Cut Production

“Saudi Arabia will cut back after its summer surge,” said Leo Drollas, London-based chief economist at the Centre for Global Energy Studies, the researcher founded by former Saudi Oil Minister Zaki Yamani. “If it doesn’t trim now then prices might lurch downwards on lower demand, and it needs a minimum basket price of $90 for what it wants to do this year.”

Oil in New York has dropped 25 percent since its April 29 high of $113.93 on concern demand will fall as Europe grapples with its debt crisis and unemployment in the U.S. hovers at 9 percent. WTI averaged $92.66 in the past year.

The OPEC basket will stay above $100 a barrel for the rest of this year, according to forecasts from five banks and consultants, including Barclays Plc and Sanford C. Bernstein & Co. Its previous record period above this level was from April 7 to Sept. 8, 2008. OPEC’s members are Algeria, Angola, Ecuador, Iran, Iraq, Kuwait, Libya, Nigeria, Qatar, Saudi Arabia, the United Arab Emirates and Venezuela.

Not all the spending initiatives work right away, even though citizens praise the changes.

Give More Power

Abu Dhabi plans to provide more services to poorer citizens by focusing on communities like Ras Al Khaimah after academics and journalists signed an online petition calling for the country’s Federal National Council, an advisory body with no executive authority, to be chosen by universal suffrage and given more power.

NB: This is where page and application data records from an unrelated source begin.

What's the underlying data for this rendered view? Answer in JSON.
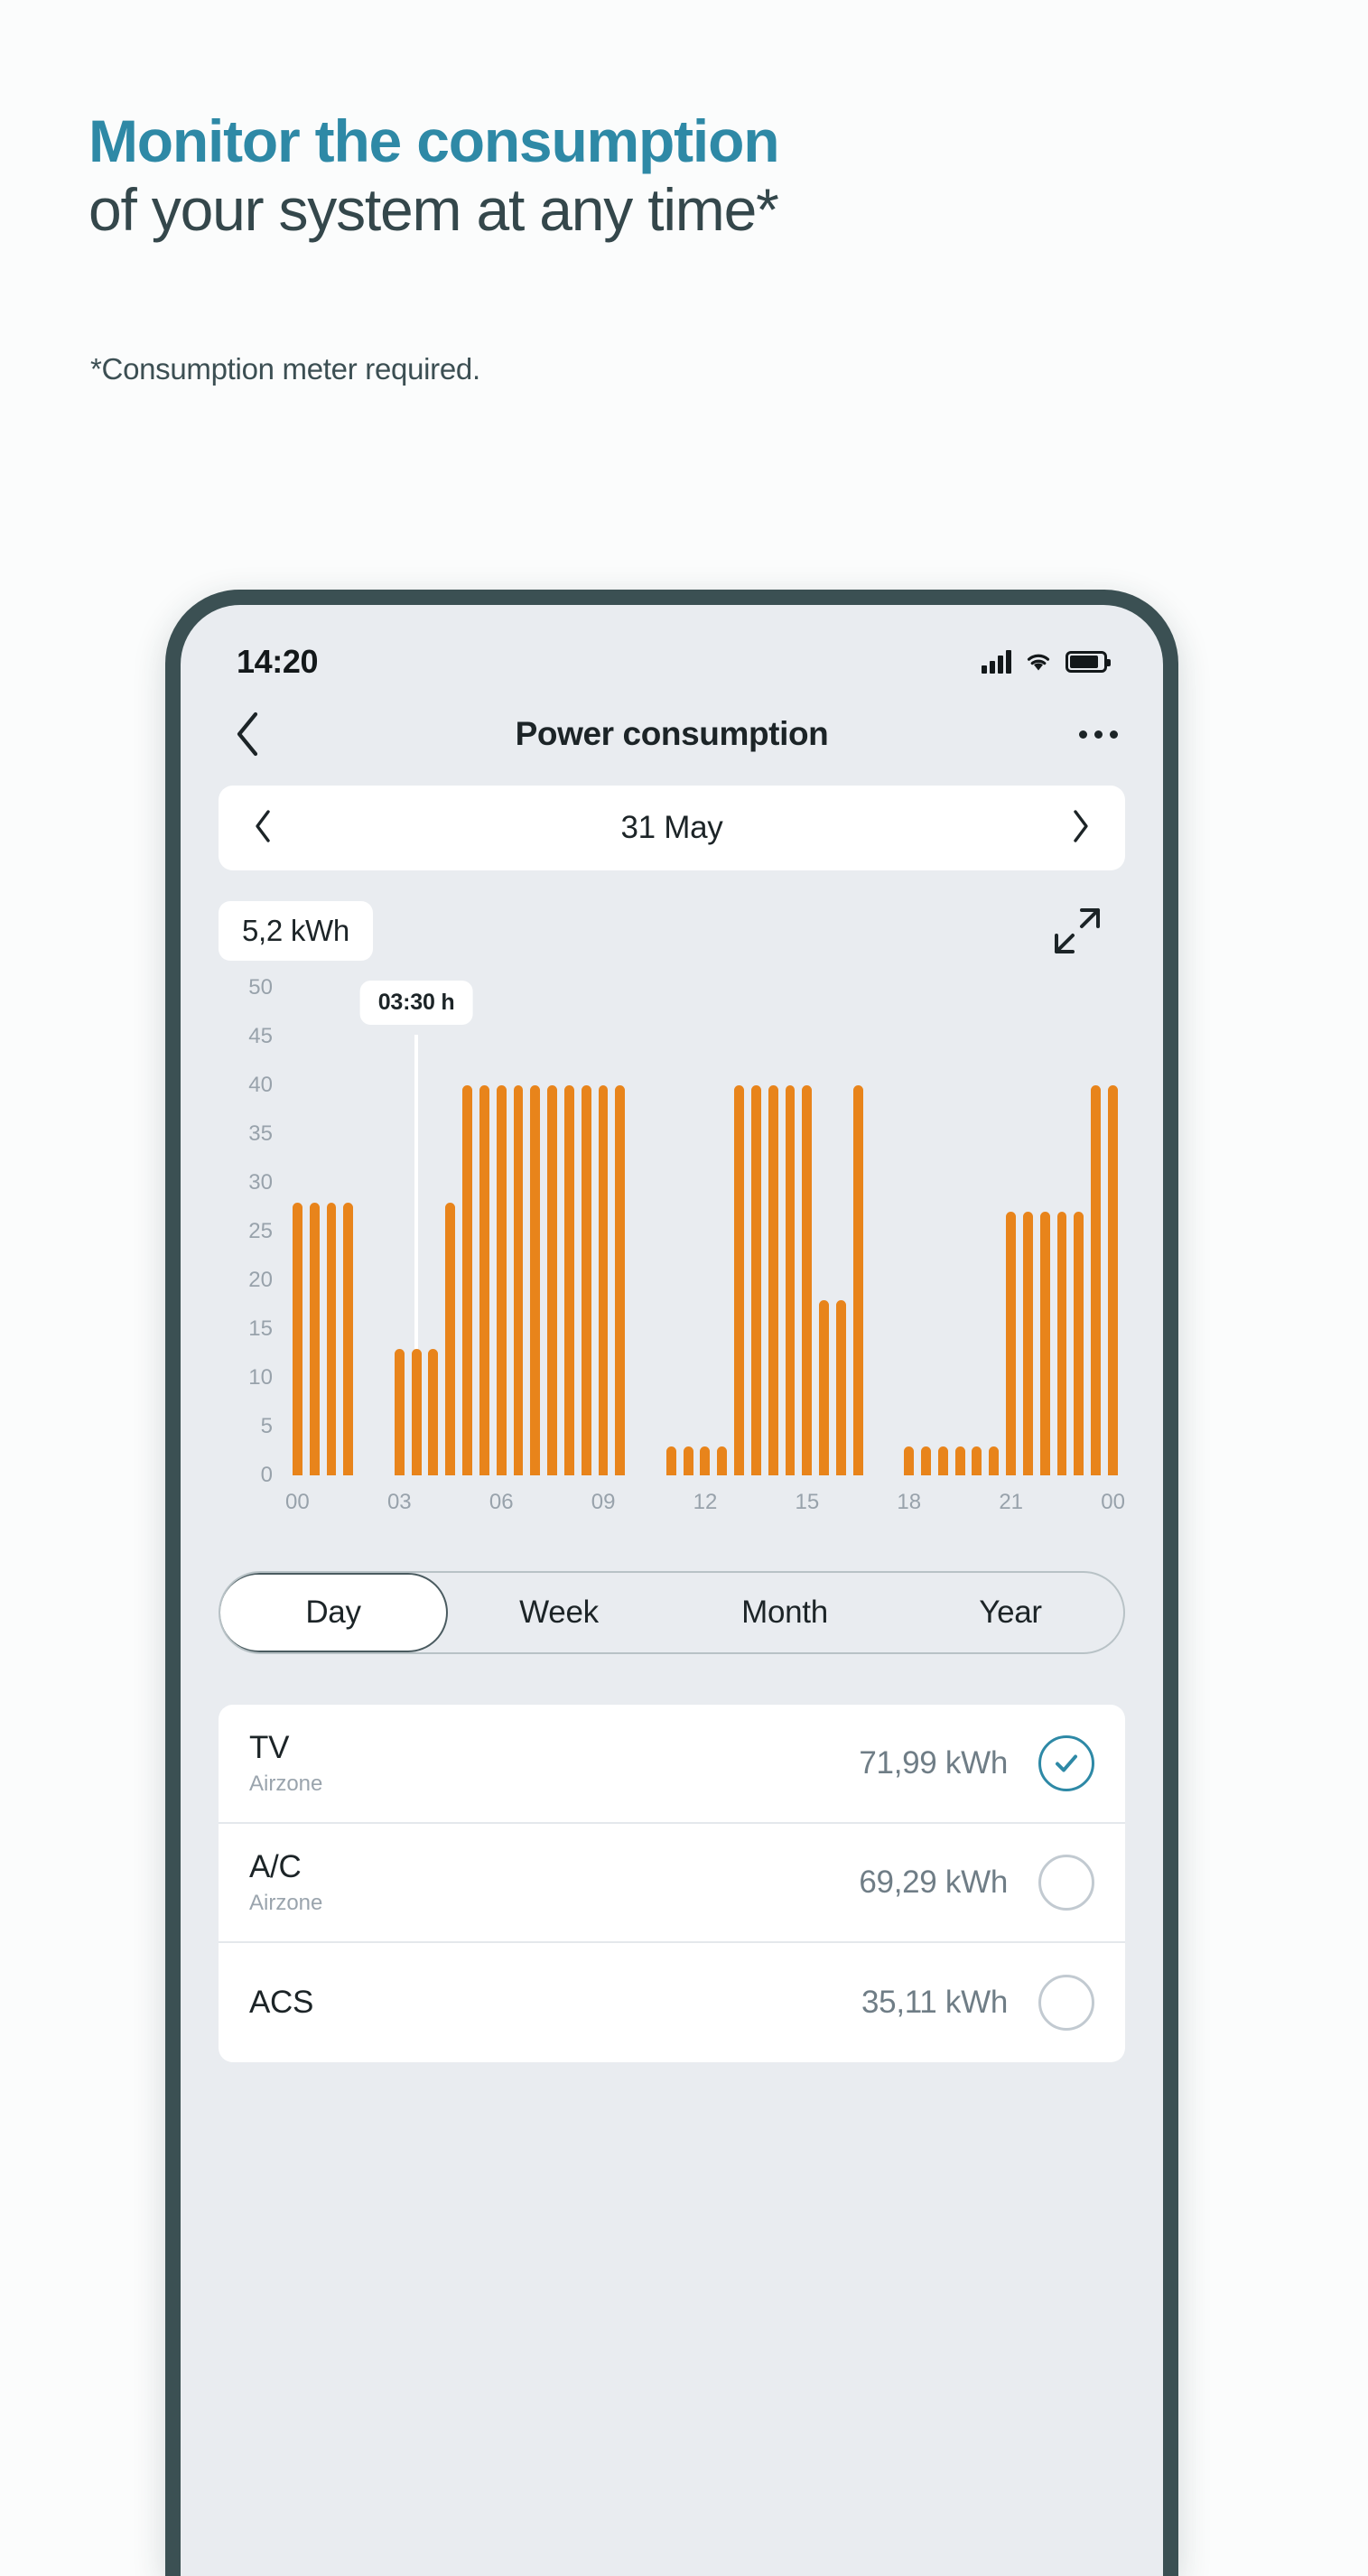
{
  "hero": {
    "headline_line1": "Monitor the consumption",
    "headline_line2": "of your system at any time*",
    "note": "*Consumption meter required.",
    "accent_color": "#2e89a6",
    "text_color": "#34474b"
  },
  "phone": {
    "status_bar": {
      "time": "14:20",
      "icons": [
        "cellular-signal-icon",
        "wifi-icon",
        "battery-icon"
      ]
    },
    "nav": {
      "back_icon": "chevron-left-icon",
      "title": "Power consumption",
      "more_icon": "more-options-icon"
    },
    "date_selector": {
      "prev_icon": "chevron-left-icon",
      "label": "31 May",
      "next_icon": "chevron-right-icon"
    },
    "chart_header": {
      "total_badge": "5,2 kWh",
      "expand_icon": "expand-fullscreen-icon"
    },
    "tabs": [
      {
        "label": "Day",
        "active": true
      },
      {
        "label": "Week",
        "active": false
      },
      {
        "label": "Month",
        "active": false
      },
      {
        "label": "Year",
        "active": false
      }
    ],
    "devices": [
      {
        "name": "TV",
        "subtitle": "Airzone",
        "value": "71,99 kWh",
        "selected": true
      },
      {
        "name": "A/C",
        "subtitle": "Airzone",
        "value": "69,29 kWh",
        "selected": false
      },
      {
        "name": "ACS",
        "subtitle": "",
        "value": "35,11 kWh",
        "selected": false
      }
    ]
  },
  "chart_data": {
    "type": "bar",
    "title": "Power consumption",
    "xlabel": "",
    "ylabel": "",
    "ylim": [
      0,
      50
    ],
    "yticks": [
      50,
      45,
      40,
      35,
      30,
      25,
      20,
      15,
      10,
      5,
      0
    ],
    "xticks": [
      "00",
      "03",
      "06",
      "09",
      "12",
      "15",
      "18",
      "21",
      "00"
    ],
    "xtick_positions": [
      0,
      6,
      12,
      18,
      24,
      30,
      36,
      42,
      48
    ],
    "grid": false,
    "legend": false,
    "bar_color": "#e8841b",
    "annotation": {
      "label": "03:30 h",
      "index": 7
    },
    "series": [
      {
        "name": "Power consumption",
        "values": [
          28,
          28,
          28,
          28,
          0,
          0,
          13,
          13,
          13,
          28,
          40,
          40,
          40,
          40,
          40,
          40,
          40,
          40,
          40,
          40,
          0,
          0,
          3,
          3,
          3,
          3,
          40,
          40,
          40,
          40,
          40,
          18,
          18,
          40,
          0,
          0,
          3,
          3,
          3,
          3,
          3,
          3,
          27,
          27,
          27,
          27,
          27,
          40,
          40
        ]
      }
    ]
  }
}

Less than a week after Mubarak’s ouster in Egypt, the city of 250,000 people got a visit from Abu Dhabi Crown Prince Sheikh Mohammed bin Zayed Al Nahyan. Learning they lacked electricity, Sheikh Mohammed, who is next in line to the nation’s presidency, summoned a utility executive who arrived within two hours by helicopter. “Give them power now,” he ordered.

Sheikh Mohammed “sat with the people and listened to our needs,” said Yousuf al-Nuaimi, chairman of the Chamber of Commerce in Ras Al Khaimah, one of seven U.A.E. cities whose per capita income is 45 times less than Abu Dhabi. The Crown Prince promised electricity to the northern sheikhdom, home to one of five pro-democracy activists arrested this year, from a plant in nearby Fujairah and 1 billion dirhams ($270 million) for road and housing improvements, al-Nuaimi said.

Seven months after the visit, Ras Al Khaimah, [ Home to a secret MOSSAD/AMAN listening station focusing on IRAN...] is still waiting for power but residents don’t blame the crown prince....LOL...

“Abu Dhabi is not the problem,” al-Nuaimi said. “The Federal Water and Electricity Authority is the problem. They need to do the connection but they are not. I hope the next step will be for Abu Dhabi to take over FEWA so that we can enjoy the power they promised us.”...

All OPEC members have seen what has happened in Tunisia, Egypt, Syria, Yemen, Bahrain, Jordan, Morocco, Saudi Arabia, Qatar, UAE, Turkey etc... and do not want to be next. But this is only a stop-gap measure, and the question has to then be asked .... what happens if the money runs out?

On a side note....LOL

Officially, Syria put forth an initiative of its own during an Arab League meeting in Cairo, shortly after al-Arabi's Damascus visit. Syria's initiative called on all Arab states to lift emergency laws imposed by their respective governments since the 1960s, as well as the abolition of all state security courts.

Syria's initiative also called for comprehensive national dialogue in all states in the region with the objective of reaching a constitutional framework that guarantees democratic political participation, the rule of law, non-discrimination and human rights.
The initiative included the establishment of constitutions that guaranteed freedoms, the establishment of parliaments, the formation of political parties and freedom of action for non-governmental organizations, throughout the Arab world.

The Syrian initiative, pretty much like the Arab League one, did not pass....LOL LOL LOL LOL LOL